configConstraints field (you can see the code yourself on
And starting in Cabal 0.19.1 (a development release), that field was no longer
being populated. As a result, as soon as that newer Cabal library was
installed, the bytestring-builder package became worse than useless.
As an aside, this points to another problematic aspect of our toolchain: there is
no way to specify constraints on dependencies used in custom
That's actually causes more difficulty than it may sound like, but I'll skip
diving into it for now.
The fix for this was relatively
use some flag logic in the cabal file instead of a complicated custom
Setup.hs file. (Once this pull request was merged in and released, it did
fix the original bug report.) But don't take this as a critique of Leon's
choice of a complicated
Setup.hs file. Because in reality, the flag trick-
while the "standard" solution to this problem- broke cabal-install's
dependency solver for quite a
while. To be fair, I'm still
not completely convinced that the bug is fixed, but for now that bug is the
lesser of two evils vs the Cabal library bug.
And finally, based on the bug report from Ozgun, it seems like an internal build failed based on all of this occurring. This has been a constant criticism I've made about the way we generally do builds in the Haskell world. Rarely is reproducibility a part of the toolchain. To quote Ozgun:
We are in fact quite careful in dependency management with lower-upper bounds on most outside packages, so breakages like this are unexpected.
And many people feel that this is the way things should be. But as this discussion hopefully emphasizes, just playing with lower and upper bounds is not sufficient to avoid build failures in general. In this case, we're looking at a piece of software that was broken by a change in a library that it didn't depend on, namely Cabal, since our tooling makes an implicit dependency on that library, and we have no way of placing bounds on it.
The case for Stackage
So here are the toolchain problems I've identified above:
- Tight coupling between GHC version and some core libraries like bytestring.

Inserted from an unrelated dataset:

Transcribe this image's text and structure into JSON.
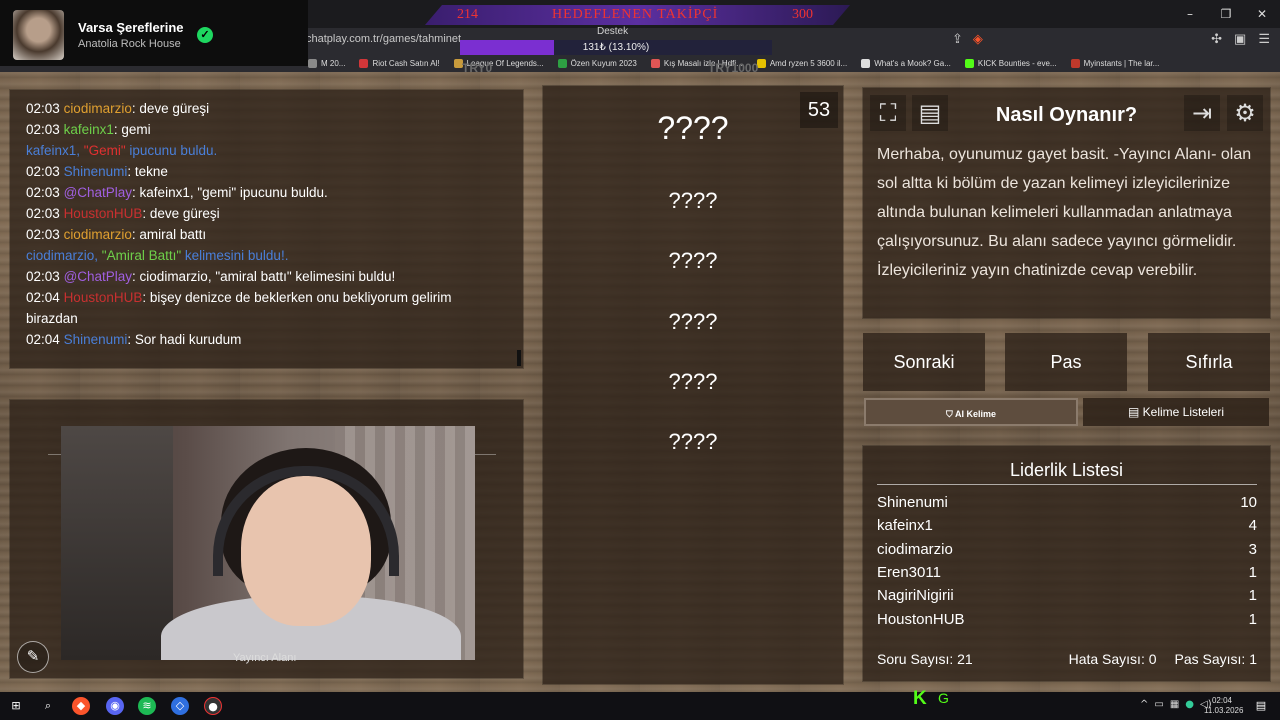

- A known issue lasting undocumented for a corner case for over a year, without any indication on the Hackage page that we should be concerned.
- The Cabal library silently changed the semantics of a field, causing complete breakage of a package.
- cabal-install's solver gets confused by standard flag usage, at least in slightly older versions.
- Not all dependencies are actually specified in a cabal file. At the very least, the Cabal library version is unconstrained, and any other packages used by Setup.hs.
- Default Haskell toolchain doesn't protect us against these kinds of problems, or give us any concept of reproducibility.
Stackage completely solves (2), (3), (5), and (6) for end users. By specifying all library versions used, and then testing all of those versions together, we avoid many possible corner cases of weird library interactions, and provide a fully reproducible build. (Note the Stackage doesn't solve all such cases: operating system, system libraries, executables, etc are still unpinned. That's why FP Complete is working on Docker-based tooling.)
(1) is highly mitigated by Stackage because, even though the tight coupling still exists, Stackage provides a set of packages that take that coupling into account for you, so you're not stuck trying to put the pieces together yourself.
As for (4)... Stackage helps the situation by making the job of the solver simpler by pinning down version numbers. Unfortunately, there are still potential gotchas when encountering solver bugs. Sometimes we end up needing to implement terribly awkward solutions to work around those bugs.